Connect with us

Hi, what are you looking for?

Smart Bombs: Military, Defense and National Security

Putin Is Throwing Away the Russian Military in Ukraine

M142 HIMARS. Image Credit: Creative Commons.

The war in Ukraine has been going on for more than nine months, but the situation on the ground doesn’t suggest that the end is near.

On the 281st day of the conflict, the Ukrainian military is on the strategic offensive while the Russian forces are wasting troops and resources on senseless attacks in the Donbas.

The Russian Casualties in Ukraine: The Update 

The Russian military is suffering hefty casualties every day, averaging more than 500 troops killed on a daily basis.

Evidently, the partial mobilization that Russian President Vladimir Putin ordered in September has given Russian commanders on the ground ample cannon fodder.

Overall, the Ukrainian Ministry of Defense claimed that as of Friday, Ukrainian forces have killed approximately 90,090 Russian troops (and wounded approximately twice to thrice that number), destroyed 280 fighter, attack, bomber, and transport jets, 262 attack and transport helicopters, 2,916 tanks, 1,905 artillery pieces, 5,883 armored personnel carriers and infantry fighting vehicles, 395 Multiple Launch Rocket Systems (MLRS), 16 boats and cutters, 4,464 vehicles and fuel tanks, 210 anti-aircraft batteries, 1,564 tactical unmanned aerial systems, 163 special equipment platforms, such as bridging vehicles, and four mobile Iskander ballistic missile systems, and 531 cruise missiles shot down by the Ukrainian air defenses.

More Targets For the Ukrainians 

In November, the Ukrainian forces liberated the western bank and the capital of Kherson province after a counteroffensive campaign that began in the early months of the summer.

In the end, the Ukrainian forces didn’t have to fight street to street to capture the capital Kherson City because the Russians withdrew under the extreme pressure of the Ukrainian long-range fires.

For its long-range interdiction campaign, the Ukrainian military mainly uses the M142 High Mobility Artillery Rocket System (HIMARS), M270 Multiple Launch Rocket System (MLRS)—both firing the Guided Multiple Launch Rocket System—and the M777 155mm Howitzer with M982 Excalibur long-range precision-guided munitions.

The Ukrainian long-range interdiction campaign systematically targeted, disrupted, degraded, and destroyed anything of major military significance within range, including logistical nodes, command and control posts, air defense, electronic warfare hubs, ammunition dumps, lines of communication, railways, bridges, and troop concentrations.

Now that the Ukrainian forces have advanced closer to the eastern bank, a new whole new set of targets is within range.
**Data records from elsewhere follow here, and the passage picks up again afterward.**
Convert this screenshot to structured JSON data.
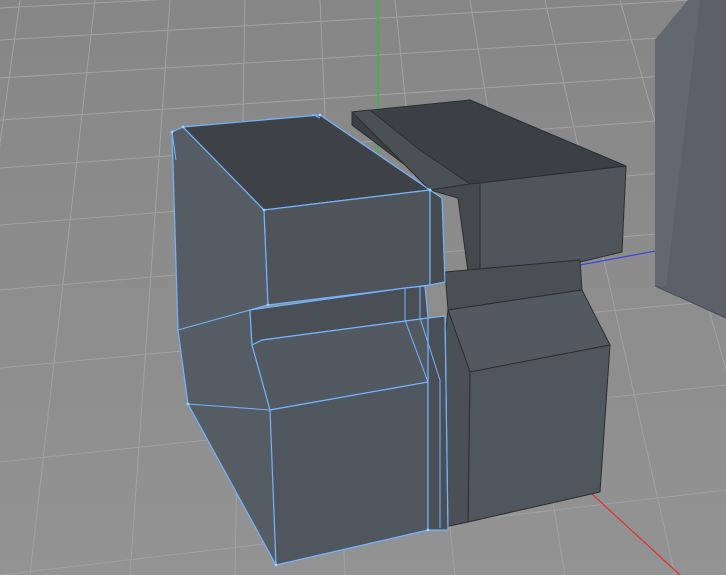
{
  "viewport": {
    "background_color": "#8c8c8c",
    "grid_color": "#a3a3a3",
    "object_face_color": "#4f555c",
    "object_top_color": "#3f4347",
    "selection_edge_color": "#74b4ff",
    "axis_colors": {
      "x": "#e0302c",
      "y": "#2fbf2f",
      "z": "#3a44e8"
    },
    "backdrop_plane_color": "#5a5e66"
  }
}
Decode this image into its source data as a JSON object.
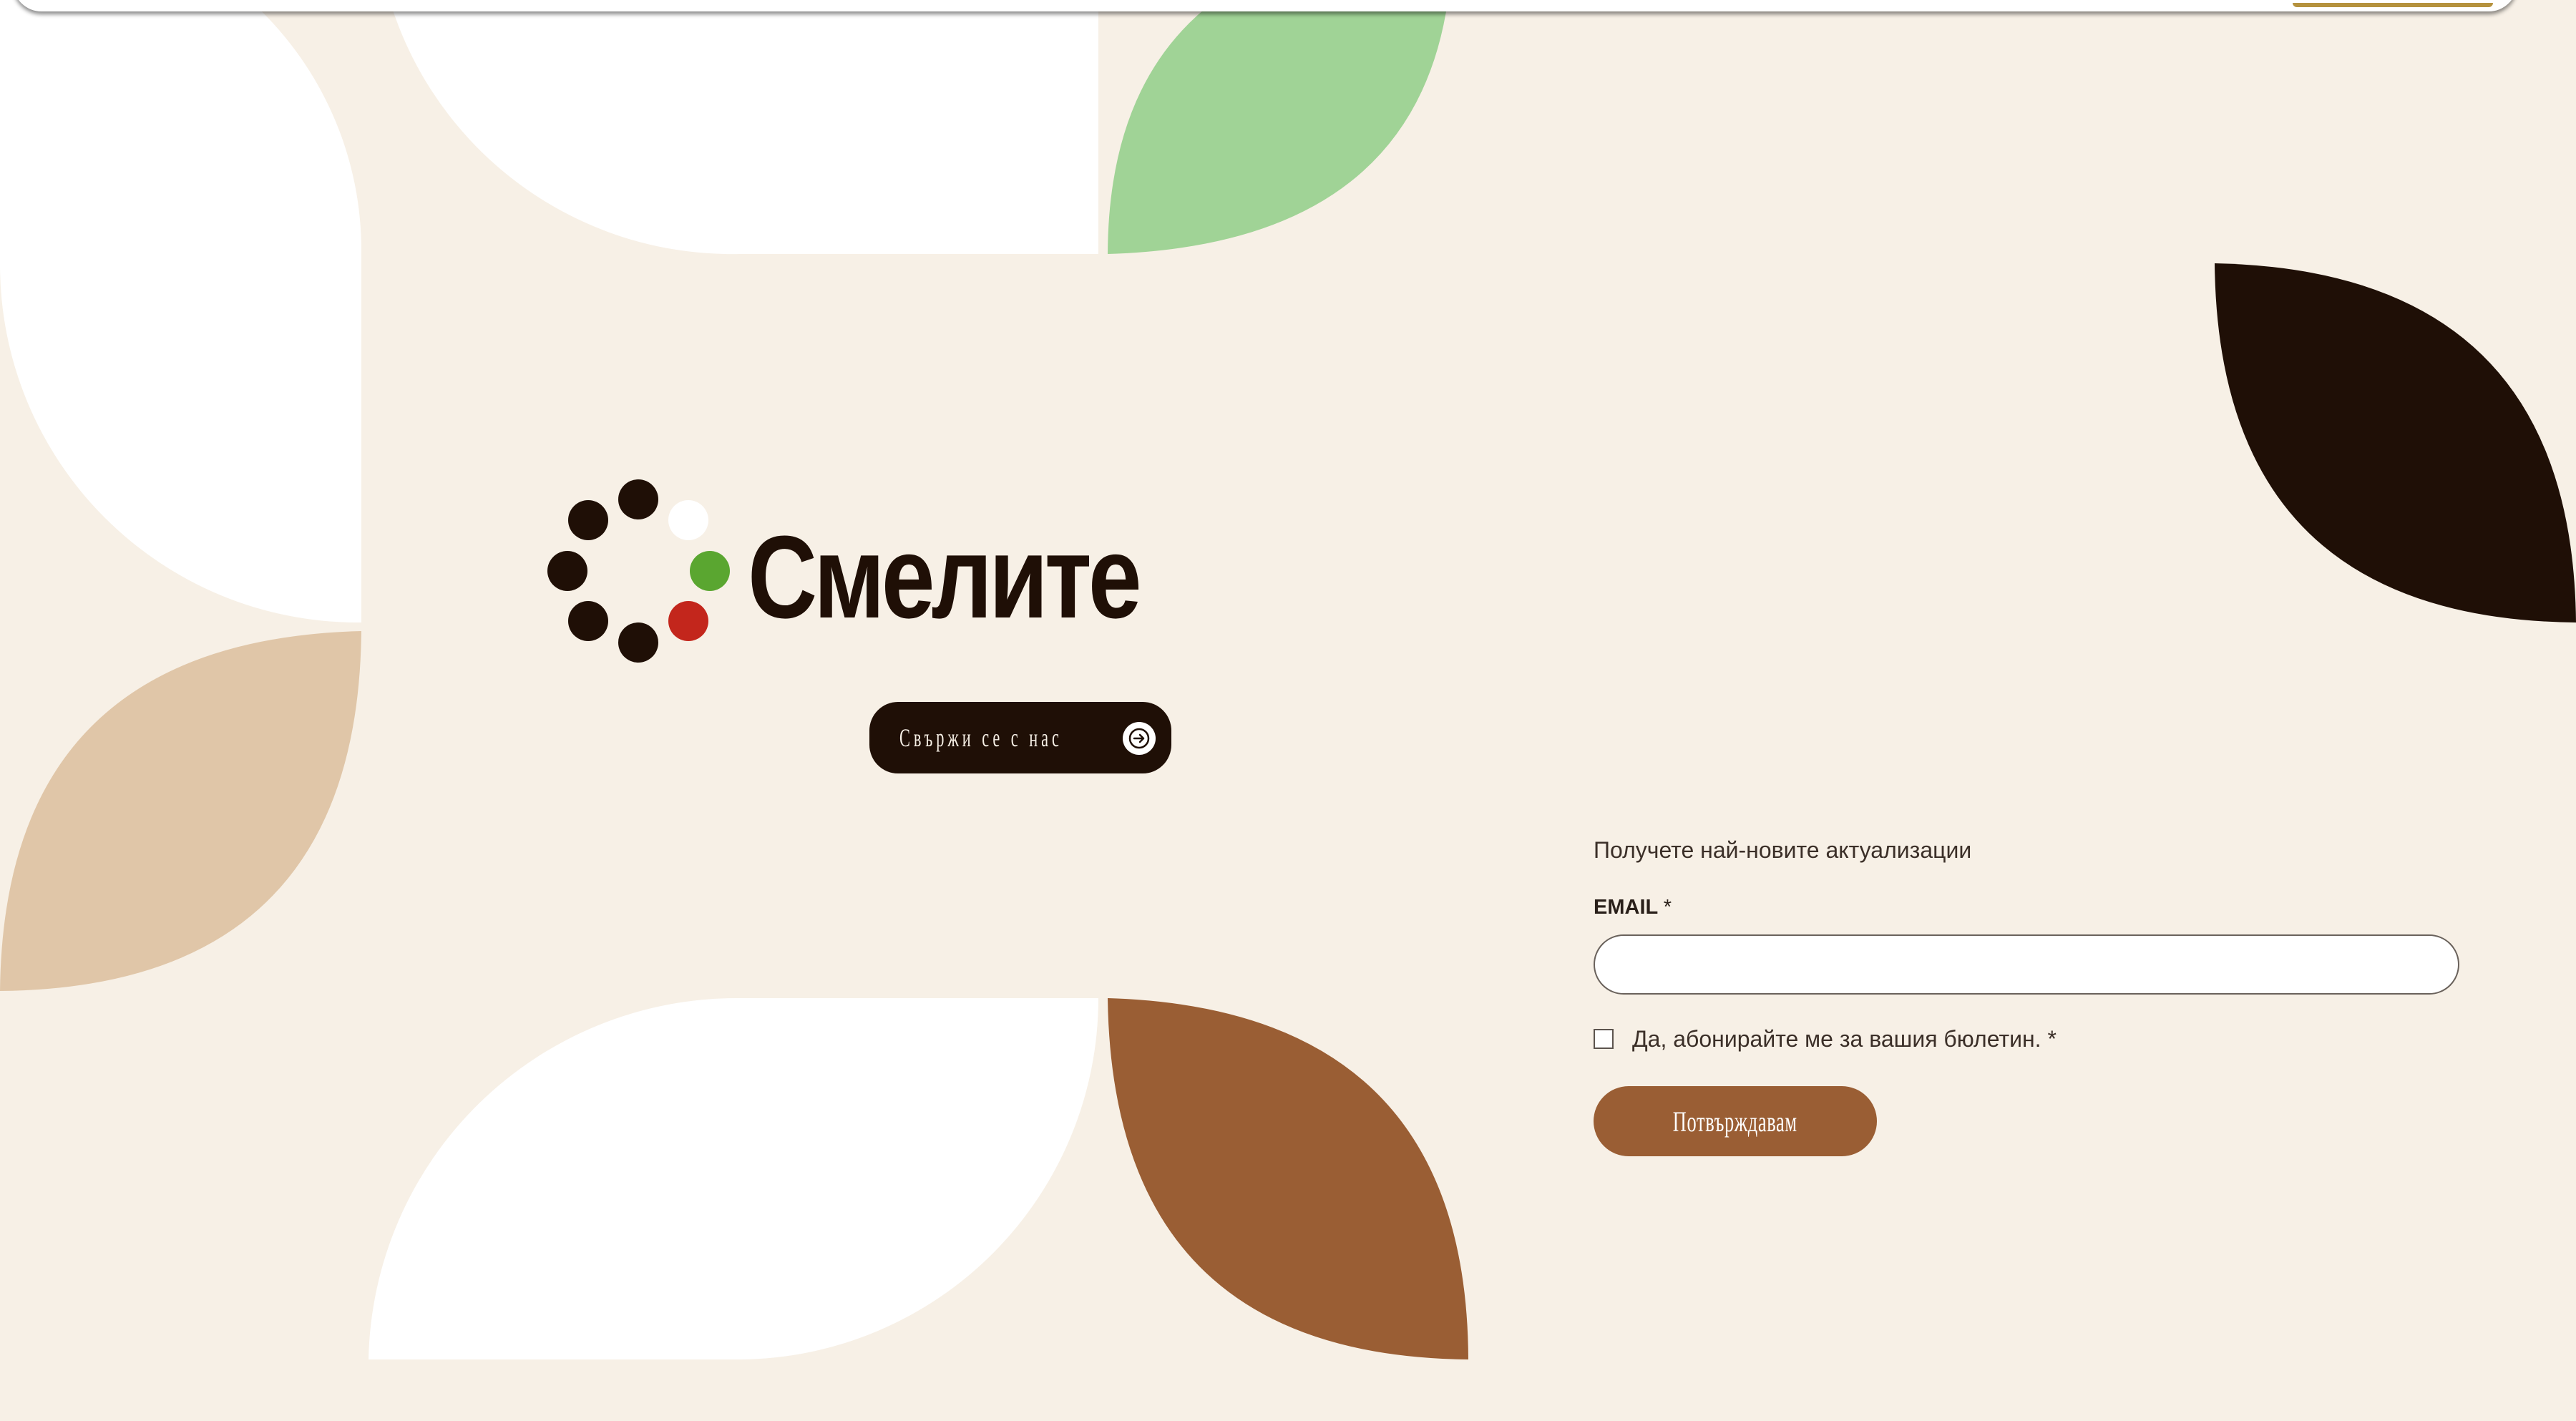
{
  "brand": {
    "name": "Смелите",
    "dot_colors": {
      "dark": "#1f0f06",
      "white": "#ffffff",
      "green": "#5aa630",
      "red": "#c3261c"
    }
  },
  "colors": {
    "background": "#f7f0e6",
    "dark_brown": "#1f0f06",
    "brown": "#9a5e34",
    "tan": "#e0c6a8",
    "light_green": "#a0d396",
    "white": "#ffffff",
    "gold_accent": "#b5923e"
  },
  "contact": {
    "label": "Свържи се с нас",
    "icon": "arrow-right-icon"
  },
  "newsletter": {
    "heading": "Получете най-новите актуализации",
    "email_label": "EMAIL",
    "required_mark": "*",
    "email_value": "",
    "consent_text": "Да, абонирайте ме за вашия бюлетин.",
    "consent_checked": false,
    "submit_label": "Потвърждавам"
  }
}
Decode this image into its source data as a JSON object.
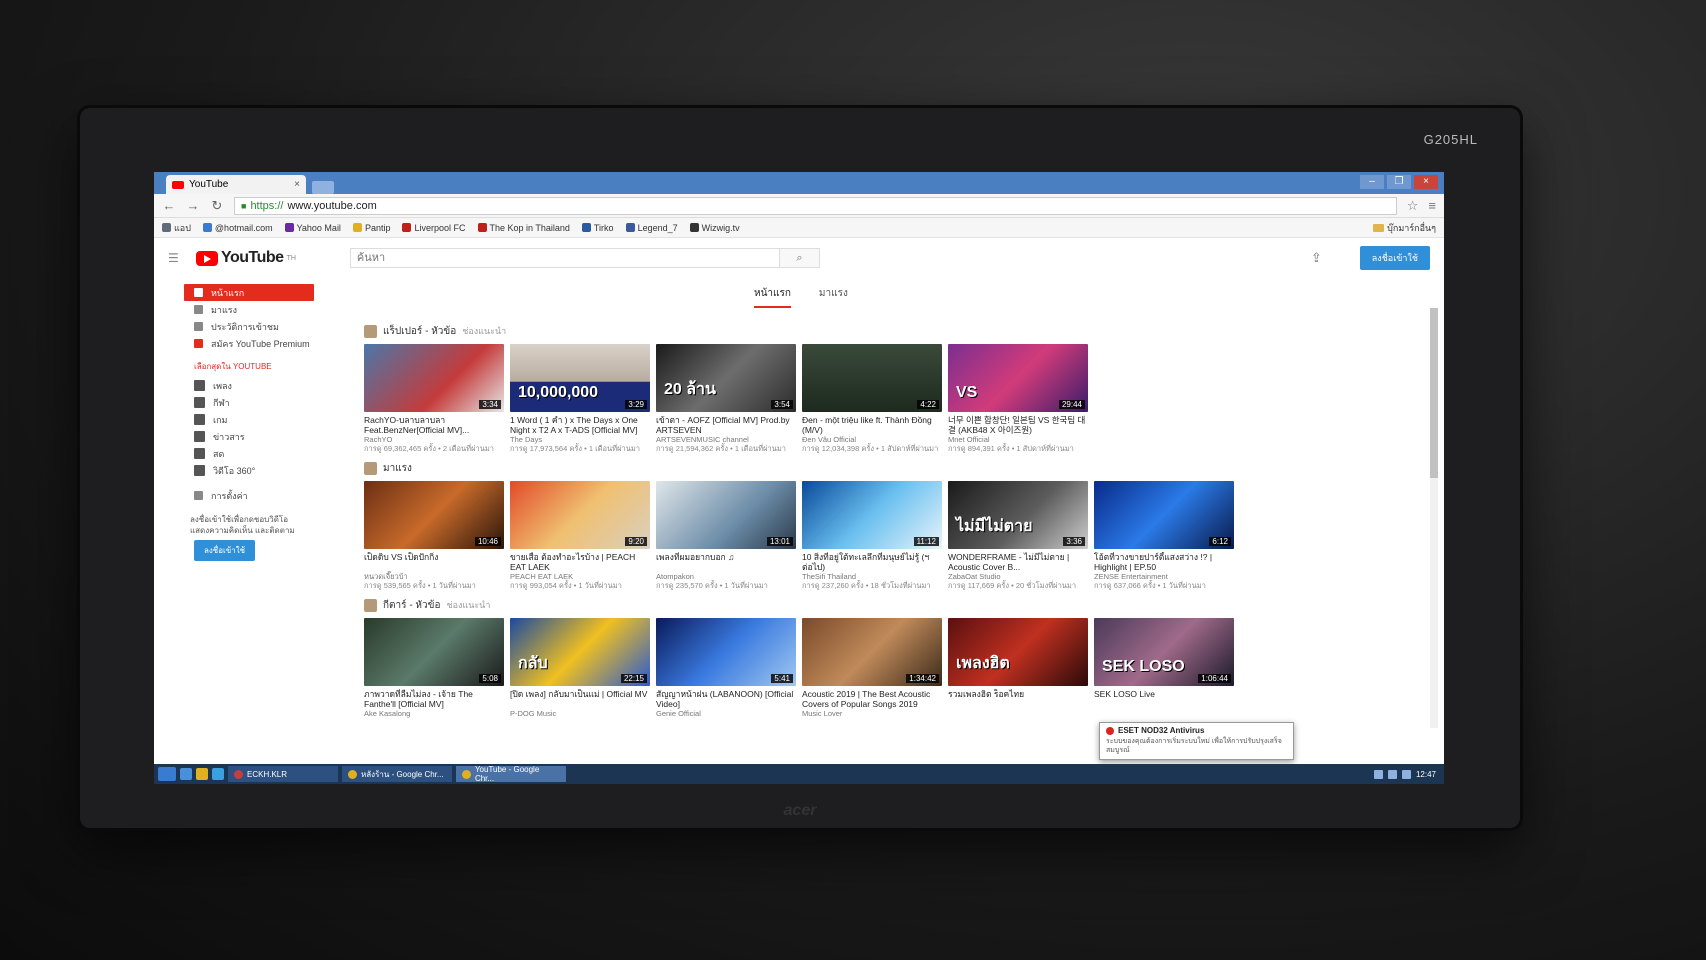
{
  "monitor": {
    "model": "G205HL",
    "brand": "acer"
  },
  "browser": {
    "tab_title": "YouTube",
    "tab_close": "×",
    "window_buttons": [
      "–",
      "❐",
      "×"
    ],
    "url_https": "https://",
    "url_rest": "www.youtube.com",
    "bookmarks": [
      {
        "label": "แอป",
        "color": "#5f6b7a"
      },
      {
        "label": "@hotmail.com",
        "color": "#3a7ad0"
      },
      {
        "label": "Yahoo Mail",
        "color": "#6a2aa0"
      },
      {
        "label": "Pantip",
        "color": "#e0b020"
      },
      {
        "label": "Liverpool FC",
        "color": "#c0201a"
      },
      {
        "label": "The Kop in Thailand",
        "color": "#c0201a"
      },
      {
        "label": "Tirko",
        "color": "#2a5aa0"
      },
      {
        "label": "Legend_7",
        "color": "#3a5a9a"
      },
      {
        "label": "Wizwig.tv",
        "color": "#333333"
      }
    ],
    "bookmarks_other": "บุ๊กมาร์กอื่นๆ"
  },
  "youtube": {
    "logo_text": "YouTube",
    "logo_sup": "TH",
    "search_placeholder": "ค้นหา",
    "signin_label": "ลงชื่อเข้าใช้",
    "tabs": [
      {
        "label": "หน้าแรก",
        "active": true
      },
      {
        "label": "มาแรง",
        "active": false
      }
    ],
    "sidebar": {
      "primary": [
        {
          "label": "หน้าแรก",
          "active": true
        },
        {
          "label": "มาแรง",
          "active": false
        },
        {
          "label": "ประวัติการเข้าชม",
          "active": false
        },
        {
          "label": "สมัคร YouTube Premium",
          "active": false
        }
      ],
      "section_title": "เลือกสุดใน YOUTUBE",
      "best": [
        "เพลง",
        "กีฬา",
        "เกม",
        "ข่าวสาร",
        "สด",
        "วิดีโอ 360°"
      ],
      "settings_label": "การตั้งค่า",
      "signin_note": "ลงชื่อเข้าใช้เพื่อกดชอบวิดีโอ แสดงความคิดเห็น และติดตาม",
      "signin_label": "ลงชื่อเข้าใช้"
    },
    "shelves": [
      {
        "title": "แร็ปเปอร์ - หัวข้อ",
        "subtitle": "ช่องแนะนำ",
        "videos": [
          {
            "title": "RachYO-บลาบลาบลา Feat.BenzNer[Official MV]...",
            "channel": "RachYO",
            "meta": "การดู 69,362,465 ครั้ง • 2 เดือนที่ผ่านมา",
            "duration": "3:34",
            "thumb_class": "t1",
            "thumb_text": ""
          },
          {
            "title": "1 Word ( 1 คำ ) x The Days x One Night x T2 A x T-ADS [Official MV]",
            "channel": "The Days",
            "meta": "การดู 17,973,564 ครั้ง • 1 เดือนที่ผ่านมา",
            "duration": "3:29",
            "thumb_class": "t2",
            "thumb_text": "10,000,000"
          },
          {
            "title": "เข้าตา - AOFZ [Official MV] Prod.by ARTSEVEN",
            "channel": "ARTSEVENMUSIC channel",
            "meta": "การดู 21,594,362 ครั้ง • 1 เดือนที่ผ่านมา",
            "duration": "3:54",
            "thumb_class": "t3",
            "thumb_text": "20 ล้าน"
          },
          {
            "title": "Đen - một triệu like ft. Thành Đồng (M/V)",
            "channel": "Đen Vâu Official",
            "meta": "การดู 12,034,398 ครั้ง • 1 สัปดาห์ที่ผ่านมา",
            "duration": "4:22",
            "thumb_class": "t4",
            "thumb_text": ""
          },
          {
            "title": "너무 이쁜 합창단! 일본팀 VS 한국팀 대결 (AKB48 X 아이즈원)",
            "channel": "Mnet Official",
            "meta": "การดู 894,391 ครั้ง • 1 สัปดาห์ที่ผ่านมา",
            "duration": "29:44",
            "thumb_class": "t5",
            "thumb_text": "VS"
          }
        ]
      },
      {
        "title": "มาแรง",
        "subtitle": "",
        "videos": [
          {
            "title": "เป็ดดิบ VS เป็ดปักกิ่ง",
            "channel": "หนวดเจี๊ยวบ้า",
            "meta": "การดู 539,565 ครั้ง • 1 วันที่ผ่านมา",
            "duration": "10:46",
            "thumb_class": "t6",
            "thumb_text": ""
          },
          {
            "title": "ขายเสื่อ ต้องทำอะไรบ้าง | PEACH EAT LAEK",
            "channel": "PEACH EAT LAEK",
            "meta": "การดู 993,054 ครั้ง • 1 วันที่ผ่านมา",
            "duration": "9:20",
            "thumb_class": "t7",
            "thumb_text": ""
          },
          {
            "title": "เพลงที่ผมอยากบอก ♫",
            "channel": "Atompakon",
            "meta": "การดู 235,570 ครั้ง • 1 วันที่ผ่านมา",
            "duration": "13:01",
            "thumb_class": "t8",
            "thumb_text": ""
          },
          {
            "title": "10 สิ่งที่อยู่ใต้ทะเลลึกที่มนุษย์ไม่รู้ (ฯ ต่อไป)",
            "channel": "TheSifi Thailand",
            "meta": "การดู 237,260 ครั้ง • 18 ชั่วโมงที่ผ่านมา",
            "duration": "11:12",
            "thumb_class": "t9",
            "thumb_text": ""
          },
          {
            "title": "WONDERFRAME - ไม่มีไม่ตาย | Acoustic Cover B...",
            "channel": "ZabaOat Studio",
            "meta": "การดู 117,669 ครั้ง • 20 ชั่วโมงที่ผ่านมา",
            "duration": "3:36",
            "thumb_class": "t10",
            "thumb_text": "ไม่มีไม่ตาย"
          },
          {
            "title": "โอ้ตที่วางขายปาร์ตี้แสงสว่าง !? | Highlight | EP.50",
            "channel": "ZENSE Entertainment",
            "meta": "การดู 637,066 ครั้ง • 1 วันที่ผ่านมา",
            "duration": "6:12",
            "thumb_class": "t11",
            "thumb_text": ""
          }
        ]
      },
      {
        "title": "กีตาร์ - หัวข้อ",
        "subtitle": "ช่องแนะนำ",
        "videos": [
          {
            "title": "ภาพวาดที่ลืมไม่ลง - เจ้าย The Fanthe'll [Official MV]",
            "channel": "Ake Kasalong",
            "meta": "",
            "duration": "5:08",
            "thumb_class": "t12",
            "thumb_text": ""
          },
          {
            "title": "[ปิด เพลง] กลับมาเป็นแม่ | Official MV",
            "channel": "P-DOG Music",
            "meta": "",
            "duration": "22:15",
            "thumb_class": "t13",
            "thumb_text": "กลับ"
          },
          {
            "title": "สัญญาหน้าฝน (LABANOON) [Official Video]",
            "channel": "Genie Official",
            "meta": "",
            "duration": "5:41",
            "thumb_class": "t14",
            "thumb_text": ""
          },
          {
            "title": "Acoustic 2019 | The Best Acoustic Covers of Popular Songs 2019",
            "channel": "Music Lover",
            "meta": "",
            "duration": "1:34:42",
            "thumb_class": "t15",
            "thumb_text": ""
          },
          {
            "title": "รวมเพลงฮิต ร็อคไทย",
            "channel": "",
            "meta": "",
            "duration": "",
            "thumb_class": "t16",
            "thumb_text": "เพลงฮิต"
          },
          {
            "title": "SEK LOSO Live",
            "channel": "",
            "meta": "",
            "duration": "1:06:44",
            "thumb_class": "t17",
            "thumb_text": "SEK LOSO"
          }
        ]
      }
    ]
  },
  "notification": {
    "title": "ESET NOD32 Antivirus",
    "body": "ระบบของคุณต้องการเริ่มระบบใหม่ เพื่อให้การปรับปรุงเสร็จสมบูรณ์"
  },
  "taskbar": {
    "tasks": [
      {
        "label": "ECKH.KLR",
        "color": "#c04040",
        "active": false
      },
      {
        "label": "หลังร้าน - Google Chr...",
        "color": "#e0b020",
        "active": false
      },
      {
        "label": "YouTube - Google Chr...",
        "color": "#e0b020",
        "active": true
      }
    ],
    "clock": "12:47"
  }
}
The Russian military has reacted to the apparent threat by relocating its logistical functions further to the east and south.

However, that means that frontline Russian units are starved of timely supplies, which have to be ferried to the frontlines with trucks at night. To make matters worse for the Russians, once those supplies get within range of the Ukrainian long-range fires, they could be targeted.

“Russian logistics units will need to conduct extra labour-intensive loading and unloading from rail to road transport. Road moves will subsequently still be vulnerable to Ukrainian artillery as they move on to supply Russian forward defensive positions,” the British Military Intelligence assessed in its latest estimate of the war.

“Russia’s shortage of munitions (exacerbated by these logistics challenges) is likely one of the main factors currently limiting Russia’s potential to restart effective, large scale offensive ground operations,” the British Military Intelligence added.

Expert Biography: A 19FortyFive Defense and National Security Columnist, Stavros Atlamazoglou is a seasoned defense journalist specializing in special operations, a Hellenic Army veteran (national service with the 575th Marine Battalion and Army HQ), and a Johns Hopkins University graduate. His work has been featured in Business InsiderSandboxx, and SOFREP.

1945’s Defense and National Security Columnist, Stavros Atlamazoglou is a seasoned defense journalist with specialized expertise in special operations, a Hellenic Army veteran (national service with the 575th Marine Battalion and Army HQ), and a Johns Hopkins University graduate. His work has been featured in Business Insider, Sandboxx, and SOFREP.